Good morning ... You won't want to miss this: 📺 Axios on HBO premieres at 6:30pm on Sunday, Nov. 4.
Catch all four episodes at the same time — 6:30pm, Eastern and Pacific — every Sunday in November. On HBO. If you're in D.C. and you have Comcast, that's channel 300. You have no excuse not to watch.
1 big thing: Millennials are ditching primary care
First they came for chain restaurants, then golf, and now millennials are turning their backs on another old institution: primary care. Younger patients are increasingly turning away from primary care doctors and toward clinics or urgent care centers, the Washington Post reports.
By the numbers: In a Kaiser Family Foundation poll, 45% of 18-to-29 year-olds didn't have a primary care provider. That number was significantly lower for older respondents.
Waiting several days for an appointment, when you're sick, is not super attractive to young people.
- “These trends are more evident among millennials, but not unique to them. I think people’s expectations have changed," Harvard professor Ateev Mehrotra told the Post.
- "Now people say, ‘That’s crazy, why would I wait that long?’" Mehrotra said.
Theoretically, primary care providers are supposed to be the people at the center of our care, keeping tabs on patients' health and helping to coordinate our various needs.
- But if you're only using the health care system when something's acutely wrong, a walk-in clinic might seem more logical — and it's certainly more affordable than the emergency room, which used to fill those after-hours needs.
Yes, but: The care may not be as good.
- In a recent study, almost half the people treated for a simple cold or flu at an urgent care clinic "left with an unnecessary and potentially harmful prescription for antibiotics," compared with just 17% of those treated by a primary care doctor, per the Post.
2. Insurers are doing just fine
Turns out the individual insurance market actually isn’t imploding, even as the Trump administration and Congress keep taking whacks at the Affordable Care Act.
What's new: A Kaiser Family Foundation analysis of individual market performance found that insurers have become profitable again in 2017 and the first half of 2018, Axios' David Nather reports.
- Insurers' gross margins are getting better. The margins — which measure how much their income from premiums exceeds their costs — are far higher than at any time in the history of the ACA.
- Their second-quarter loss ratios for 2018 averaged 69%, lower than at any point since the earliest years of the ACA.
Between the lines: Premiums went up a lot between 2017 and 2018 (an average of 23% per member for the second quarter of each year).
What to watch: There are signs that the ACA population may be getting sicker — they spent more days in the hospitals than in the past 3 years. If so, that could be a sign that healthier customers are dropping out.
3. Short-term plans in the crosshairs
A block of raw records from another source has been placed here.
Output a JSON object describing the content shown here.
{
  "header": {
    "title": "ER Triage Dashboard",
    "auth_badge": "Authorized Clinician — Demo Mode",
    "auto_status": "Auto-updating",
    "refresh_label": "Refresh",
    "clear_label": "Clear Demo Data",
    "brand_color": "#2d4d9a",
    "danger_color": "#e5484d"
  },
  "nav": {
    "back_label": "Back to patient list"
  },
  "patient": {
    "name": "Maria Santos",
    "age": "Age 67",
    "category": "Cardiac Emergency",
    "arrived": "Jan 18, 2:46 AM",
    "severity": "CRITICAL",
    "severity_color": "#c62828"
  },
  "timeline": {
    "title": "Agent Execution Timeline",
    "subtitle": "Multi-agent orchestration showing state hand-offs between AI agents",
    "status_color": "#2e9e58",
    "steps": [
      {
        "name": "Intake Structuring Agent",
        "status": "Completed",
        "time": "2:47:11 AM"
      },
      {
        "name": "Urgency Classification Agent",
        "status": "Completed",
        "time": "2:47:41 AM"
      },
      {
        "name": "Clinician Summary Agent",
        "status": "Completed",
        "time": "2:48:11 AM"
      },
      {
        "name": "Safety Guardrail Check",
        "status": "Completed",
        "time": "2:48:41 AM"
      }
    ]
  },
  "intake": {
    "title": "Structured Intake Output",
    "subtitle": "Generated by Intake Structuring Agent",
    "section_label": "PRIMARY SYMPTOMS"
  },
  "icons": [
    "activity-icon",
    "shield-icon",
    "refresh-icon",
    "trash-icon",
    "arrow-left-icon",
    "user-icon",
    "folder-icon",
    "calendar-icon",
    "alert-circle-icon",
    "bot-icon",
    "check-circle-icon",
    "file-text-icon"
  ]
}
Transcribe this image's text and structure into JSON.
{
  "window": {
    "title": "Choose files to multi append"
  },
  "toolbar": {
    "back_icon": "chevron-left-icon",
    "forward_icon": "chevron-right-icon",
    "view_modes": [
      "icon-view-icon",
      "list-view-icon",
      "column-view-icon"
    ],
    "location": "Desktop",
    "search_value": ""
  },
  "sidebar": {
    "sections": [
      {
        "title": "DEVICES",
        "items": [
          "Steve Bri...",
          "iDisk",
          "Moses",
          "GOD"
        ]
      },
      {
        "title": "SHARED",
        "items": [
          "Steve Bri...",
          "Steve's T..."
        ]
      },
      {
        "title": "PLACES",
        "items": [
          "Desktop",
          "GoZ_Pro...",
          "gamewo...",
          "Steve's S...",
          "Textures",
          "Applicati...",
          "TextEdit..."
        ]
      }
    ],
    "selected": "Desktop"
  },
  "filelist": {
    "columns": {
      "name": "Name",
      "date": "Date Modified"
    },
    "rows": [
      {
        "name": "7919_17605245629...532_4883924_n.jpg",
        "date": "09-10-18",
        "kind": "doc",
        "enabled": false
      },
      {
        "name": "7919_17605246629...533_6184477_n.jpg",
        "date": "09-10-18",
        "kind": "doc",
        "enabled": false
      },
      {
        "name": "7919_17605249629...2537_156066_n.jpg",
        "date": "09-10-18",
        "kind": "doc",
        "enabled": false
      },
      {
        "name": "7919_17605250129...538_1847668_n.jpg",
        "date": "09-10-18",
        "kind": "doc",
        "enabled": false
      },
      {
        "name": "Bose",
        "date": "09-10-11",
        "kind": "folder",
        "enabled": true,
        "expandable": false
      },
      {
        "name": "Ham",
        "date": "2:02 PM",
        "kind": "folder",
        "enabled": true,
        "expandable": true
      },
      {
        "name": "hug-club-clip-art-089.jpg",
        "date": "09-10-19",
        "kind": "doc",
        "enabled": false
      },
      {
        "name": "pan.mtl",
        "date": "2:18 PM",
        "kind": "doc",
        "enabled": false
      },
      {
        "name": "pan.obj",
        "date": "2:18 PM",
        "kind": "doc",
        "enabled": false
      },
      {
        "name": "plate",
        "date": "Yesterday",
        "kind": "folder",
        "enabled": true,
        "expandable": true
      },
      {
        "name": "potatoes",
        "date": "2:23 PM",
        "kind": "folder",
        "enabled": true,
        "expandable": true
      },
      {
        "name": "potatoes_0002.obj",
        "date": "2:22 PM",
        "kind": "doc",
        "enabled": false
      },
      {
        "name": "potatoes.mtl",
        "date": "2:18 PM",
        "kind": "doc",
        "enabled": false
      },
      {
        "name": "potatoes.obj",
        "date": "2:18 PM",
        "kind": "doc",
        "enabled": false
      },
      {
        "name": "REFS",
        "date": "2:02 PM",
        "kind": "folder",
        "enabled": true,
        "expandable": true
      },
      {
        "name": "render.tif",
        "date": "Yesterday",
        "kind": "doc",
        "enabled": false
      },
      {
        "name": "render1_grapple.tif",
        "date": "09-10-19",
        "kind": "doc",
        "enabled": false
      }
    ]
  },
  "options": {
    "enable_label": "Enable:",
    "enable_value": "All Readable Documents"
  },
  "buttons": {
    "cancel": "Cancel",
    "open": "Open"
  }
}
Industry and advocacy organizations are lining up to file amicus briefs opposing the Trump administration’s expansion of “short-term” insurance plans, and Senate Democrats will also take their own swipe at the policy this week.
What they’re saying: The administration’s rules, which allow consumers to keep bare-bones “short-term” plans for up to 3 years, “will be devastating to the health, well-being, and pocketbooks of millions of Americans,” the American Medical Association and other physician organizations said in their brief.
- They're urging a federal court to temporarily bar the new rules from taking effect.
What’s next: Oral arguments on that request for an injunction are scheduled for Oct. 26.
- The Senate will have its say a little earlier — it’s expected to vote this week on a resolution disapproving of the new rules for short-term plans. Two Republicans would need to support the resolution for it to pass.
4. Maybe the Apple EKG isn’t so great, after all
Health care economist Aaron Carroll is here to rain on the parade surrounding the new Apple Watch and its heart-monitoring features.
The details: Writing in the New York Times, Carroll says the risk of false positives — the watch telling people they have a heart irregularity that isn’t really there — is too high.
- Experts have previously recommended against widespread heart monitoring, Carroll notes.
- And the Apple Watch will primarily appeal to a low-risk population to begin with.
“This is one of the major problems with such a device. The people most in need of it, those who might benefit from tests and distance monitoring, are the least likely to get it. If we truly believed this was a medical test beneficial to the general population, insurance should pay for it. No one is suggesting that should happen,” he writes.
5. While you were weekending ...
- Sen. Claire McCaskill’s campaign is launching a new online quiz today to highlight the implications of the lawsuit aiming to strike down the ACA. Her opponent, Missouri Attorney General Josh Hawley, is among the GOP officials who brought that suit.
- House Speaker Paul Ryan delivered a broadside against “Medicare for All” during a speech yesterday. “Everyone — no matter how much you like your plan — would have their plan taken away,” he said. “Instead, you will be put into a government-run plan where you will have no say in the cost or the coverage.”
- Health care is the dominant theme in 6 of the 10 House races where Democrats have spent the most money on advertising, according to CNN’s David Wright.